Philip Gerard

Philip Gerard is a research fellow at the Centre interdisciplinaire d’étude des littératures (CIEL) of the University of Lausanne and a lecturer at the Institute of English Studies at the University of Neuchâtel. Philip’s research focuses on modern poetry and translation, tracing forms of exchange and histories of transmission that carry poetry across time and between languages. Working between several languages, including English, German, French, and Italian, Philip is particularly interested in barriers to transmission and questions of untranslatability. His work explores how such impasses figure cultural heritage and animate historical memory.
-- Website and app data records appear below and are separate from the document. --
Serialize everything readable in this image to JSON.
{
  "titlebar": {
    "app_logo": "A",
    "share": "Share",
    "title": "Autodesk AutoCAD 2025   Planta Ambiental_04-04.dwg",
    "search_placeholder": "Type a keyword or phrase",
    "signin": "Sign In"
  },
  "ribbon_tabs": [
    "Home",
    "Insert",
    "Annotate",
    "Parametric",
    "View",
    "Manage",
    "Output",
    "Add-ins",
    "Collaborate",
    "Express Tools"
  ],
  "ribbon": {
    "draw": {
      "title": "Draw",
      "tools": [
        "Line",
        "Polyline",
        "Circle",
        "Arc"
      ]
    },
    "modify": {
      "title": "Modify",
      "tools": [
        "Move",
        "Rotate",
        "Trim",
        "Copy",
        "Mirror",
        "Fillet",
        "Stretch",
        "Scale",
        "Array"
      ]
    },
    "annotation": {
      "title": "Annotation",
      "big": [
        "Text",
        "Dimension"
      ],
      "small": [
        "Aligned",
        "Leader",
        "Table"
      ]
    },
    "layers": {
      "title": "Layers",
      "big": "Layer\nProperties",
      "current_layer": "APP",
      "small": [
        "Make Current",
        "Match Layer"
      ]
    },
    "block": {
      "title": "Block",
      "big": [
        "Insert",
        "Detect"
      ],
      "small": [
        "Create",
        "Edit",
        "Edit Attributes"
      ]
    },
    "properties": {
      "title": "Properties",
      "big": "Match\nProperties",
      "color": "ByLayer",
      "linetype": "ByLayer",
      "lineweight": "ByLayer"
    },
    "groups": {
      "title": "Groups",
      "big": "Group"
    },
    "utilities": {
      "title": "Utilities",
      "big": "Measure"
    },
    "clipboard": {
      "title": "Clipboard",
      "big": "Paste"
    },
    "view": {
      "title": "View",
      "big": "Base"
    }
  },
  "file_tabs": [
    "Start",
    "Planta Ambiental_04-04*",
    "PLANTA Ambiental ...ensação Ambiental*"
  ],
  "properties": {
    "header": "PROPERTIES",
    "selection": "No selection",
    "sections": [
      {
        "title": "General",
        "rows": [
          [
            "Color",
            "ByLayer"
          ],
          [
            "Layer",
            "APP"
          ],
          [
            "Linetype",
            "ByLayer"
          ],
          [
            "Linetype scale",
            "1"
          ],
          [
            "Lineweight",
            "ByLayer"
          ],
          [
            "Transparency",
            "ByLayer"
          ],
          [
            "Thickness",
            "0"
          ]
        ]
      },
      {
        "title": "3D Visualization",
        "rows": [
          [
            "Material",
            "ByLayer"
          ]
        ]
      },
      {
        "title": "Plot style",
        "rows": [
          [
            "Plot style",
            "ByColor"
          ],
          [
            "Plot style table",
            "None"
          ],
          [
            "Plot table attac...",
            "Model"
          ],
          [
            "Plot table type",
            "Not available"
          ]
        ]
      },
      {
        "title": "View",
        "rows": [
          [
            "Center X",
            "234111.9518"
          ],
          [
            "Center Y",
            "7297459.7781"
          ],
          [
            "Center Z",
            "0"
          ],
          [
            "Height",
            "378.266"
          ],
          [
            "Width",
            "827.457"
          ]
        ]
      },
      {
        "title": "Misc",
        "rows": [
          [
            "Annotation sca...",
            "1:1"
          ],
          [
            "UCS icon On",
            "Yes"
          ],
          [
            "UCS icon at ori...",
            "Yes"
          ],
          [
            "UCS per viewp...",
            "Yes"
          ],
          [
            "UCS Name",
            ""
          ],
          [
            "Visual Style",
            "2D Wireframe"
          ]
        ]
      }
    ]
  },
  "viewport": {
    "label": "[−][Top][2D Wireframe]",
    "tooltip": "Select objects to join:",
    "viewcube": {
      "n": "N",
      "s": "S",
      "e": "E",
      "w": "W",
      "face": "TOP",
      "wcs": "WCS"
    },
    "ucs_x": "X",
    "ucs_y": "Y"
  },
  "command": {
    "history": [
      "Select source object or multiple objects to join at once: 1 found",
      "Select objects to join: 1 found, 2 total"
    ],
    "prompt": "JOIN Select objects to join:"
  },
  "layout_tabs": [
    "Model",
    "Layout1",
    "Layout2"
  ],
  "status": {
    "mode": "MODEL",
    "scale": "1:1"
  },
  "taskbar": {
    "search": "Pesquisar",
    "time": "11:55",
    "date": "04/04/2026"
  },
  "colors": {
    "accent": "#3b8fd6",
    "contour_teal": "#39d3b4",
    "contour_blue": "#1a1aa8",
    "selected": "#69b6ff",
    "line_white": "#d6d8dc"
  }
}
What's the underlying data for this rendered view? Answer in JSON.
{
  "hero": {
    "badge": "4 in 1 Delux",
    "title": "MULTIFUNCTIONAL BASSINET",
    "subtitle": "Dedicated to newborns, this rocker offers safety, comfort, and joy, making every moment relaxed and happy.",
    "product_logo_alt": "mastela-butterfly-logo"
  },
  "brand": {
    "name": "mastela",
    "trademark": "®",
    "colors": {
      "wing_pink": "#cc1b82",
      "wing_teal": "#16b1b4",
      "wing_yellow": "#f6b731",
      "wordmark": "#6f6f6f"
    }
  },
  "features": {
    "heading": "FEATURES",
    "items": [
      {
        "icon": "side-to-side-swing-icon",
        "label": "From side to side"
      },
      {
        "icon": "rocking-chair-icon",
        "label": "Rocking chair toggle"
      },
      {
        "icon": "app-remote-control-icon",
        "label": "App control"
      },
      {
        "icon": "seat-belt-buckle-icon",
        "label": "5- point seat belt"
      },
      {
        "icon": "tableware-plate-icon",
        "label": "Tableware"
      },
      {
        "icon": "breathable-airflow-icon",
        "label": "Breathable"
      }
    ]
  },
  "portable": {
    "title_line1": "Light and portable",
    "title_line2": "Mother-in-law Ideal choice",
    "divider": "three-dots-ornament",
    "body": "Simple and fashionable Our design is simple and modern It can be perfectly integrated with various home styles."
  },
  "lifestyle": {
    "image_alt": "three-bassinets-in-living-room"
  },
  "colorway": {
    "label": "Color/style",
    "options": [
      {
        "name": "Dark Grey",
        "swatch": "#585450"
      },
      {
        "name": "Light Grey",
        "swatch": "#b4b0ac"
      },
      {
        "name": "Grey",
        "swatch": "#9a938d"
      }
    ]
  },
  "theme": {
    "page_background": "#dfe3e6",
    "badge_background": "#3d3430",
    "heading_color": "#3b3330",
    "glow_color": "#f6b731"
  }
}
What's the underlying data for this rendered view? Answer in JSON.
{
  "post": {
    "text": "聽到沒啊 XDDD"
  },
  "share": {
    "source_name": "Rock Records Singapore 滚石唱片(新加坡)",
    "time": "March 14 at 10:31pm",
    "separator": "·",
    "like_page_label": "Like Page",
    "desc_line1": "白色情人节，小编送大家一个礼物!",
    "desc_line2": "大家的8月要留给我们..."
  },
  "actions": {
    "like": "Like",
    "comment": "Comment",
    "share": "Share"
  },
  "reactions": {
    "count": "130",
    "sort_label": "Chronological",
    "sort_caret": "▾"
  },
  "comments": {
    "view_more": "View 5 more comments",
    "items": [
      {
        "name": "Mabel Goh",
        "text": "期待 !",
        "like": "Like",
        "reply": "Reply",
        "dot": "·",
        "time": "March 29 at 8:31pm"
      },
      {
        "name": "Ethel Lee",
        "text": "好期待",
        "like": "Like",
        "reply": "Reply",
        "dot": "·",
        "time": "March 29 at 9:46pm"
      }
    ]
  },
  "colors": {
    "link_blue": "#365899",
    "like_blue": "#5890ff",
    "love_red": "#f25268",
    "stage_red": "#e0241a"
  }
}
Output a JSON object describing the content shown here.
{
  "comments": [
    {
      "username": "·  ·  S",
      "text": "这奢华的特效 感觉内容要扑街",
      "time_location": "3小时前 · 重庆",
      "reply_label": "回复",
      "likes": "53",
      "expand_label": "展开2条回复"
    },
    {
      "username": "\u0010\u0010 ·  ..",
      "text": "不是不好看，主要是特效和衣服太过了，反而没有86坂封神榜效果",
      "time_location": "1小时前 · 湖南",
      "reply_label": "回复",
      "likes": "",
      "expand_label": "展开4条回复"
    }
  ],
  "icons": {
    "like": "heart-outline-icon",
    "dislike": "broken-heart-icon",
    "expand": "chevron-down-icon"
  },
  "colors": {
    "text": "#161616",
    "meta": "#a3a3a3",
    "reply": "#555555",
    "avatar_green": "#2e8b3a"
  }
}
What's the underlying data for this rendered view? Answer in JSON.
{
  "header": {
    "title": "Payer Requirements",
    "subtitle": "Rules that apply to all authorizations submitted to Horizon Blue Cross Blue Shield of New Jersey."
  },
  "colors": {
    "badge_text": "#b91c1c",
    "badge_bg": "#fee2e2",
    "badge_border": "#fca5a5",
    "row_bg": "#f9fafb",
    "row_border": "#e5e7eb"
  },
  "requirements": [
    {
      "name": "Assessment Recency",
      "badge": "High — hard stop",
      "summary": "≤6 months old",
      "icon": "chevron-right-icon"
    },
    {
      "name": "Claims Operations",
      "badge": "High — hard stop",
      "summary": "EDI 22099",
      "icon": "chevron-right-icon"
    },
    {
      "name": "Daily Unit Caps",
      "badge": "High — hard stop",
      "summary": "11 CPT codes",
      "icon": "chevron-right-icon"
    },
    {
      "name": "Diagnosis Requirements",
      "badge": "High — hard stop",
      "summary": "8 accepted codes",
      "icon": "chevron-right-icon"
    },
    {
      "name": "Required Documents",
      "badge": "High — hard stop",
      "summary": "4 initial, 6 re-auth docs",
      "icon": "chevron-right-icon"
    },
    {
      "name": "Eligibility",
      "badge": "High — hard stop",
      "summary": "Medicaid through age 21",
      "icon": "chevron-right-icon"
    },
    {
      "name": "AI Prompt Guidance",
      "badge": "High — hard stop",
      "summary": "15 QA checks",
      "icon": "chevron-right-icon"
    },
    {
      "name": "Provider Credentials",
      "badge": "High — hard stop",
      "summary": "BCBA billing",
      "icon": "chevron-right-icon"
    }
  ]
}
Philip completed a PhD in Comparative Literature and Critical Theory at the University of California, Berkeley in 2019. Since finishing, he has been at work on two book projects and several articles. The first book, Postwar Modernisms: Ezra Pound, Paul Celan, and the Task of the Translator, contrasts how Pound and Celan turn to translation to reckon with the rupture in poetic transmission produced by world war and genocide. The second book, provisionally titled “‘Word for word’: On the Economics of Translation,” studies the financial metaphors and economic logics that underwrite the received wisdom about poetry’s untranslatability. “Pound Notes in German Markets: Paul Celan, Usury, and the Postwar Currency of Ezra Pound,” a recent article on Celan’s reading of Pound, can be found in Modernism/modernity 27 (January 2020).

Philip’s research interests include international modernism, nineteenth and twentieth-century American poetry, translation studies, poetics, Holocaust studies, literature and economics, and psychoanalysis.